Supplied material Start Marker

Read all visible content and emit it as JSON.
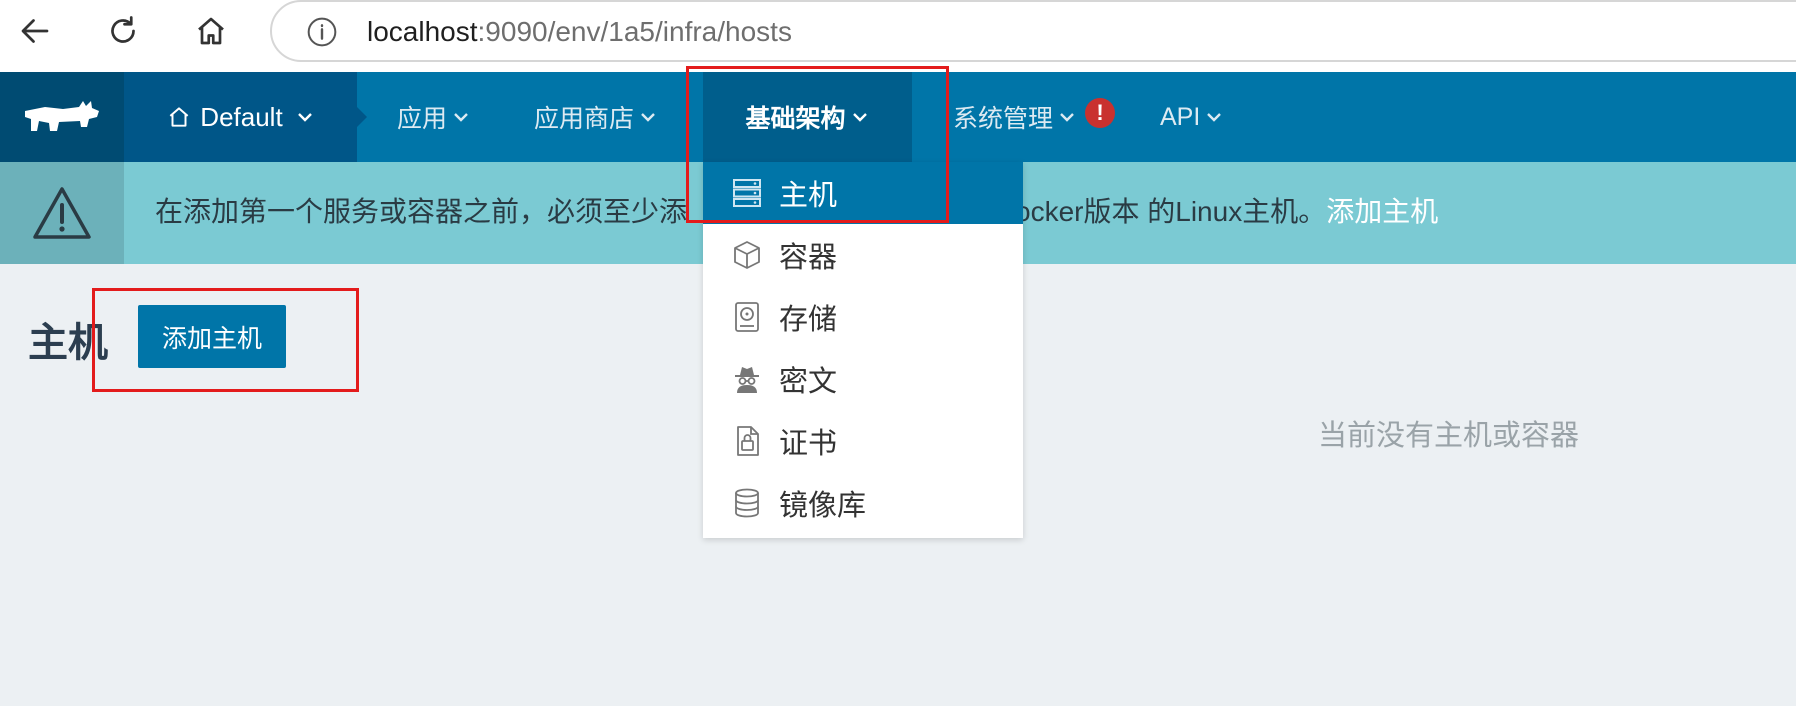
{
  "browser": {
    "url_host": "localhost",
    "url_rest": ":9090/env/1a5/infra/hosts"
  },
  "header": {
    "environment": "Default",
    "menu": [
      {
        "label": "应用"
      },
      {
        "label": "应用商店"
      },
      {
        "label": "基础架构"
      },
      {
        "label": "系统管理"
      },
      {
        "label": "API"
      }
    ],
    "alert_badge": "!"
  },
  "banner": {
    "text_before": "在添加第一个服务或容器之前，必须至少添",
    "text_hidden": "加一个运行支持的Docker版本",
    "text_visible_tail": "ocker版本 的Linux主机。",
    "link": "添加主机"
  },
  "page": {
    "title": "主机",
    "add_button": "添加主机",
    "empty_message": "当前没有主机或容器"
  },
  "dropdown": {
    "items": [
      {
        "label": "主机",
        "icon": "server-icon"
      },
      {
        "label": "容器",
        "icon": "cube-icon"
      },
      {
        "label": "存储",
        "icon": "hard-drive-icon"
      },
      {
        "label": "密文",
        "icon": "spy-icon"
      },
      {
        "label": "证书",
        "icon": "certificate-icon"
      },
      {
        "label": "镜像库",
        "icon": "database-icon"
      }
    ]
  },
  "colors": {
    "header": "#0075a8",
    "logo_bg": "#004b72",
    "banner": "#7bcad3",
    "page_bg": "#ecf0f3",
    "highlight": "#e31b1b"
  }
}
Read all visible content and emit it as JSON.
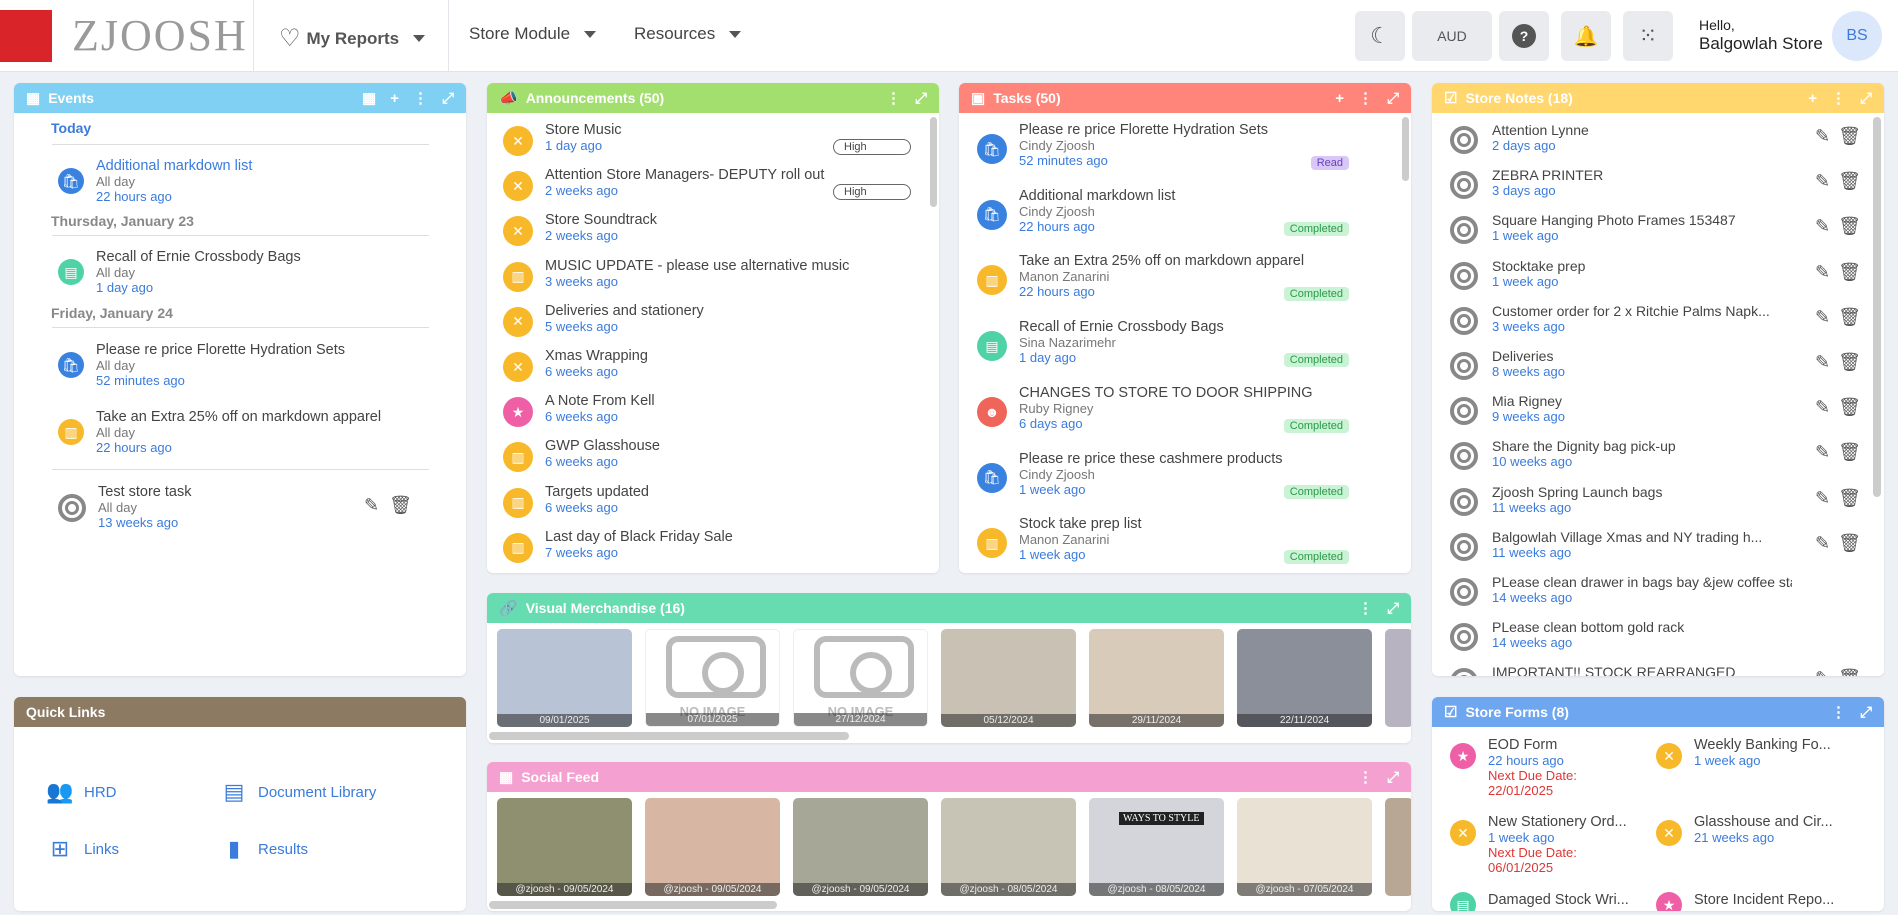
{
  "brand": {
    "name": "ZJOOSH",
    "logo_color": "#d9252a"
  },
  "nav": {
    "my_reports": "My Reports",
    "store_module": "Store Module",
    "resources": "Resources"
  },
  "toolbar": {
    "currency": "AUD"
  },
  "user": {
    "greeting": "Hello,",
    "store": "Balgowlah Store",
    "initials": "BS"
  },
  "events": {
    "title": "Events",
    "groups": [
      {
        "label": "Today",
        "items": [
          {
            "title": "Additional markdown list",
            "sub": "All day",
            "time": "22 hours ago"
          }
        ]
      },
      {
        "label": "Thursday, January 23",
        "items": [
          {
            "title": "Recall of Ernie Crossbody Bags",
            "sub": "All day",
            "time": "1 day ago"
          }
        ]
      },
      {
        "label": "Friday, January 24",
        "items": [
          {
            "title": "Please re price Florette Hydration Sets",
            "sub": "All day",
            "time": "52 minutes ago"
          },
          {
            "title": "Take an Extra 25% off on markdown apparel",
            "sub": "All day",
            "time": "22 hours ago"
          }
        ]
      }
    ],
    "task": {
      "title": "Test store task",
      "sub": "All day",
      "time": "13 weeks ago"
    }
  },
  "announcements": {
    "title": "Announcements (50)",
    "items": [
      {
        "title": "Store Music",
        "time": "1 day ago",
        "badge": "High"
      },
      {
        "title": "Attention Store Managers- DEPUTY roll out",
        "time": "2 weeks ago",
        "badge": "High"
      },
      {
        "title": "Store Soundtrack",
        "time": "2 weeks ago"
      },
      {
        "title": "MUSIC UPDATE - please use alternative music",
        "time": "3 weeks ago"
      },
      {
        "title": "Deliveries and stationery",
        "time": "5 weeks ago"
      },
      {
        "title": "Xmas Wrapping",
        "time": "6 weeks ago"
      },
      {
        "title": "A Note From Kell",
        "time": "6 weeks ago"
      },
      {
        "title": "GWP Glasshouse",
        "time": "6 weeks ago"
      },
      {
        "title": "Targets updated",
        "time": "6 weeks ago"
      },
      {
        "title": "Last day of Black Friday Sale",
        "time": "7 weeks ago"
      }
    ]
  },
  "tasks": {
    "title": "Tasks (50)",
    "items": [
      {
        "title": "Please re price Florette Hydration Sets",
        "person": "Cindy Zjoosh",
        "time": "52 minutes ago",
        "status": "Read"
      },
      {
        "title": "Additional markdown list",
        "person": "Cindy Zjoosh",
        "time": "22 hours ago",
        "status": "Completed"
      },
      {
        "title": "Take an Extra 25% off on markdown apparel",
        "person": "Manon Zanarini",
        "time": "22 hours ago",
        "status": "Completed"
      },
      {
        "title": "Recall of Ernie Crossbody Bags",
        "person": "Sina Nazarimehr",
        "time": "1 day ago",
        "status": "Completed"
      },
      {
        "title": "CHANGES TO STORE TO DOOR SHIPPING",
        "person": "Ruby Rigney",
        "time": "6 days ago",
        "status": "Completed"
      },
      {
        "title": "Please re price these cashmere products",
        "person": "Cindy Zjoosh",
        "time": "1 week ago",
        "status": "Completed"
      },
      {
        "title": "Stock take prep list",
        "person": "Manon Zanarini",
        "time": "1 week ago",
        "status": "Completed"
      }
    ]
  },
  "store_notes": {
    "title": "Store Notes (18)",
    "items": [
      {
        "title": "Attention Lynne",
        "time": "2 days ago"
      },
      {
        "title": "ZEBRA PRINTER",
        "time": "3 days ago"
      },
      {
        "title": "Square Hanging Photo Frames 153487",
        "time": "1 week ago"
      },
      {
        "title": "Stocktake prep",
        "time": "1 week ago"
      },
      {
        "title": "Customer order for 2 x Ritchie Palms Napk...",
        "time": "3 weeks ago"
      },
      {
        "title": "Deliveries",
        "time": "8 weeks ago"
      },
      {
        "title": "Mia Rigney",
        "time": "9 weeks ago"
      },
      {
        "title": "Share the Dignity bag pick-up",
        "time": "10 weeks ago"
      },
      {
        "title": "Zjoosh Spring Launch bags",
        "time": "11 weeks ago"
      },
      {
        "title": "Balgowlah Village Xmas and NY trading h...",
        "time": "11 weeks ago"
      },
      {
        "title": "PLease clean drawer in bags bay &jew coffee stain",
        "time": "14 weeks ago"
      },
      {
        "title": "PLease clean bottom gold rack",
        "time": "14 weeks ago"
      },
      {
        "title": "IMPORTANT!! STOCK REARRANGED",
        "time": ""
      }
    ]
  },
  "visual_merch": {
    "title": "Visual Merchandise (16)",
    "no_image": "NO IMAGE",
    "items": [
      {
        "date": "09/01/2025",
        "img": true,
        "color": "#b9c3d6"
      },
      {
        "date": "07/01/2025",
        "img": false
      },
      {
        "date": "27/12/2024",
        "img": false
      },
      {
        "date": "05/12/2024",
        "img": true,
        "color": "#c9c2b4"
      },
      {
        "date": "29/11/2024",
        "img": true,
        "color": "#d9cbb9"
      },
      {
        "date": "22/11/2024",
        "img": true,
        "color": "#8a8f9a"
      }
    ]
  },
  "social": {
    "title": "Social Feed",
    "items": [
      {
        "cap": "@zjoosh - 09/05/2024",
        "color": "#8f9070"
      },
      {
        "cap": "@zjoosh - 09/05/2024",
        "color": "#d7b7a4"
      },
      {
        "cap": "@zjoosh - 09/05/2024",
        "color": "#a6a797"
      },
      {
        "cap": "@zjoosh - 08/05/2024",
        "color": "#c7c3b5"
      },
      {
        "cap": "@zjoosh - 08/05/2024",
        "color": "#d3d5da",
        "text": "WAYS TO STYLE"
      },
      {
        "cap": "@zjoosh - 07/05/2024",
        "color": "#e8e1d4"
      }
    ]
  },
  "quick_links": {
    "title": "Quick Links",
    "items": [
      "HRD",
      "Document Library",
      "Links",
      "Results"
    ]
  },
  "store_forms": {
    "title": "Store Forms (8)",
    "items": [
      {
        "title": "EOD Form",
        "time": "22 hours ago",
        "due_label": "Next Due Date:",
        "due": "22/01/2025"
      },
      {
        "title": "Weekly Banking Fo...",
        "time": "1 week ago"
      },
      {
        "title": "New Stationery Ord...",
        "time": "1 week ago",
        "due_label": "Next Due Date:",
        "due": "06/01/2025"
      },
      {
        "title": "Glasshouse and Cir...",
        "time": "21 weeks ago"
      },
      {
        "title": "Damaged Stock Wri...",
        "time": ""
      },
      {
        "title": "Store Incident Repo...",
        "time": ""
      }
    ]
  },
  "colors": {
    "events": "#7fd0f2",
    "announcements": "#a3df6f",
    "tasks": "#ff8479",
    "notes": "#ffd76e",
    "visual": "#67dcb0",
    "social": "#f4a1d1",
    "quick": "#8c7a63",
    "forms": "#6ea6ef"
  }
}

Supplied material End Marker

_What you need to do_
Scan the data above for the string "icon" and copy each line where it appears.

_Result for this task_
        "icon": "server-icon"
        "icon": "cube-icon"
        "icon": "hard-drive-icon"
        "icon": "spy-icon"
        "icon": "certificate-icon"
        "icon": "database-icon"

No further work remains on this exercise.